Judge must have thought the ball had a high probability of falling in for a hit, so he was past the second base bag around the time he realized his mistake. He retraced his steps, running back to first base. Reddick’s throw hopped a couple of times but first base umpire Jerry Meals called Judge out on the tag-up play.

Manager Joe Girardi requested a review and the call was overturned: Judge was safe. However, Astros manager A.J. Hinch wanted to challenge that Judge did not re-touch second base on his way back. Rather than issuing a formal challenge, the Astros had to appeal the play by having starter Lance McCullers throw to second base, at which point second base umpire Jim Reynolds would issue a ruling. McCullers was a bit hasty, though, and made his appeal throw before Greg Bird stepped into the batter’s box. Reynolds told McCullers that he had to wait. So, McCullers again made his appeal throw.

This time, Judge was running and he was simply tagged out at second base for the final out of the inning. No need for a review.

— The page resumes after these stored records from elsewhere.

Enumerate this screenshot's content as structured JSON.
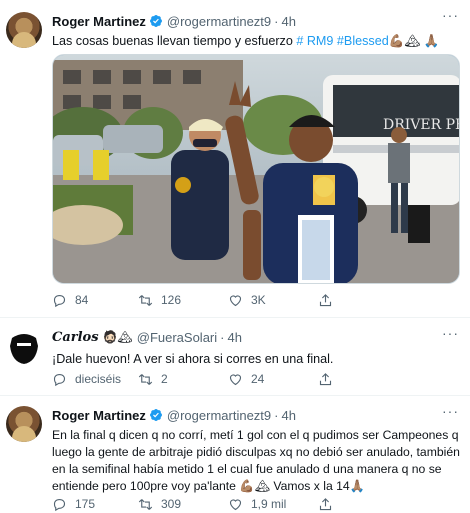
{
  "tweets": [
    {
      "name": "Roger Martinez",
      "handle": "@rogermartinezt9",
      "time": "4h",
      "text": "Las cosas buenas llevan tiempo y esfuerzo",
      "hashtags": "# RM9 #Blessed",
      "emojis": "💪🏽🏔 🙏🏽",
      "stats": {
        "replies": "84",
        "retweets": "126",
        "likes": "3K"
      }
    },
    {
      "name": "Carlos",
      "handle": "@FueraSolari",
      "time": "4h",
      "name_emojis": "🧔🏻🏔",
      "text": "¡Dale huevon! A ver si ahora si corres en una final.",
      "stats": {
        "replies": "dieciséis",
        "retweets": "2",
        "likes": "24"
      }
    },
    {
      "name": "Roger Martinez",
      "handle": "@rogermartinezt9",
      "time": "4h",
      "text_line1": "En la final q dicen q no corrí, metí 1 gol con el q pudimos ser Campeones q",
      "text_line2": "luego la gente de arbitraje pidió disculpas xq no debió ser anulado, también",
      "text_line3": "en la semifinal había metido 1 el cual fue anulado d una manera q no se",
      "text_line4": "entiende pero 100pre voy pa'lante 💪🏽🏔 Vamos x la 14🙏🏽",
      "stats": {
        "replies": "175",
        "retweets": "309",
        "likes": "1,9 mil"
      }
    }
  ],
  "media": {
    "bus_text": "DRIVER PR"
  },
  "colors": {
    "accent": "#1d9bf0",
    "secondary_text": "#536471"
  }
}
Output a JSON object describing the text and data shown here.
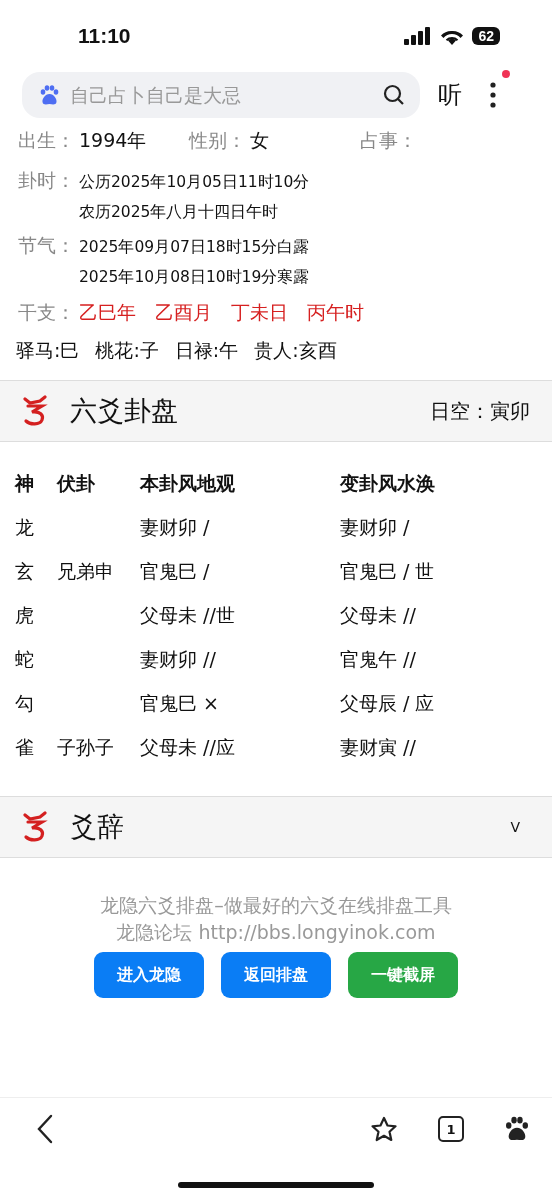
{
  "status_bar": {
    "time": "11:10",
    "battery": "62"
  },
  "search": {
    "placeholder": "自己占卜自己是大忌"
  },
  "toolbar": {
    "listen": "听",
    "has_notification": true
  },
  "info": {
    "birth_label": "出生：",
    "birth": "1994年",
    "gender_label": "性别：",
    "gender": "女",
    "matter_label": "占事：",
    "time_label": "卦时：",
    "solar": "公历2025年10月05日11时10分",
    "lunar": "农历2025年八月十四日午时",
    "term_label": "节气：",
    "terms": [
      "2025年09月07日18时15分白露",
      "2025年10月08日10时19分寒露"
    ],
    "ganzhi_label": "干支：",
    "ganzhi": [
      "乙巳年",
      "乙酉月",
      "丁未日",
      "丙午时"
    ],
    "shensha": [
      "驿马:巳",
      "桃花:子",
      "日禄:午",
      "贵人:亥酉"
    ]
  },
  "chart_section": {
    "title": "六爻卦盘",
    "void_label": "日空：",
    "void": "寅卯"
  },
  "table": {
    "columns": [
      "神",
      "伏卦",
      "本卦风地观",
      "变卦风水涣"
    ],
    "rows": [
      {
        "god": "龙",
        "base": "妻财卯  /",
        "changed": "妻财卯  /"
      },
      {
        "god": "玄",
        "hidden": "兄弟申",
        "base": "官鬼巳  /",
        "changed": "官鬼巳  / 世"
      },
      {
        "god": "虎",
        "base": "父母未 //世",
        "changed": "父母未 //"
      },
      {
        "god": "蛇",
        "base": "妻财卯 //",
        "changed": "官鬼午 //"
      },
      {
        "god": "勾",
        "base": "官鬼巳 ×",
        "changed": "父母辰  / 应"
      },
      {
        "god": "雀",
        "hidden": "子孙子",
        "base": "父母未 //应",
        "changed": "妻财寅 //"
      }
    ]
  },
  "yao_section": {
    "title": "爻辞",
    "toggle": "V",
    "expanded": false
  },
  "footer": {
    "slogan": "龙隐六爻排盘–做最好的六爻在线排盘工具",
    "forum": "龙隐论坛 http://bbs.longyinok.com",
    "buttons": [
      {
        "label": "进入龙隐",
        "color": "#0a7df5"
      },
      {
        "label": "返回排盘",
        "color": "#0a7df5"
      },
      {
        "label": "一键截屏",
        "color": "#27a745"
      }
    ]
  },
  "bottom_bar": {
    "tab_count": "1"
  }
}
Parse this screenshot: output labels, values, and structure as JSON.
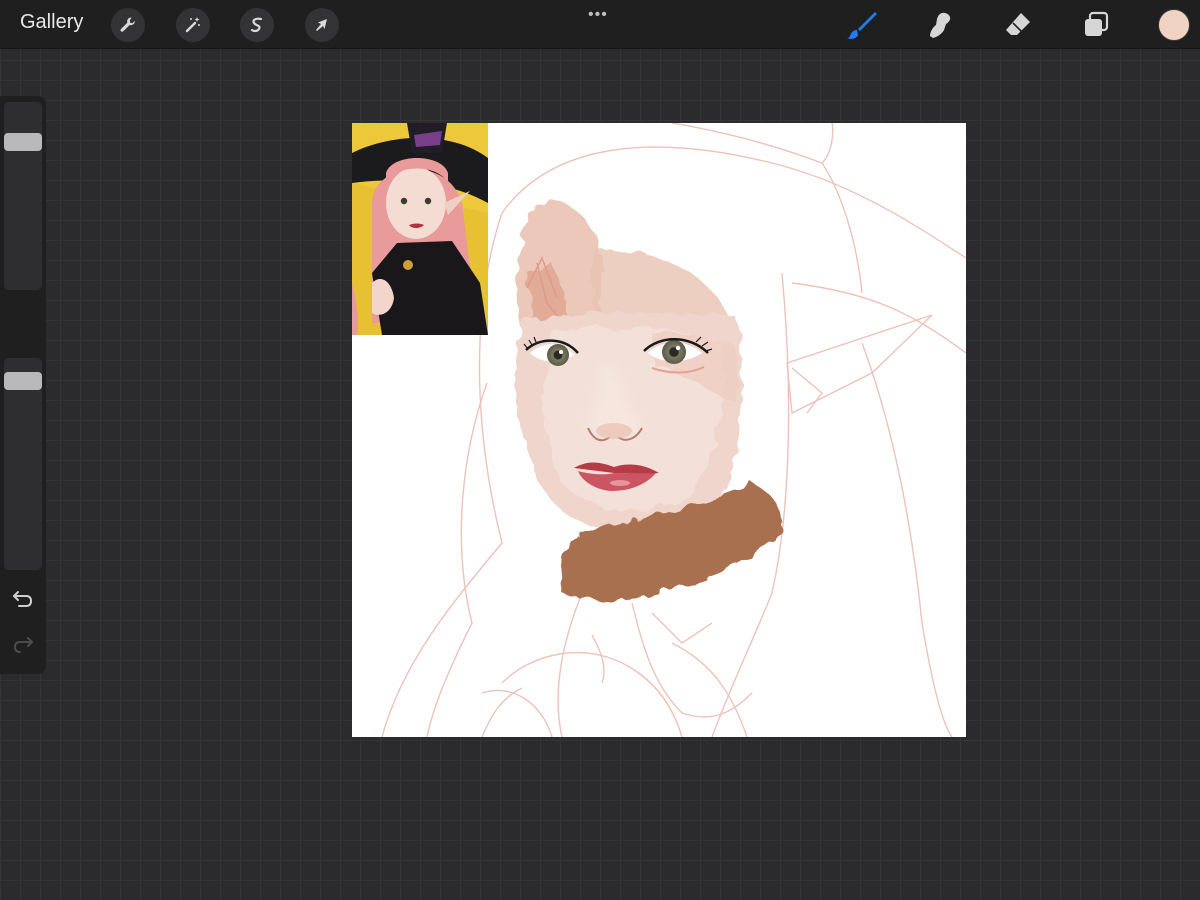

As Ken Rosenthal explained on the FS1 broadcast, the Yankees were trying to “beat the police.” They knew Judge would have been ruled out — replays clearly showed he never re-touched the base — so they had nothing to lose by sending Judge. If he was safe, the Astros would no longer be able to appeal the play. If he’s out, then it’s the same outcome they would have had anyway.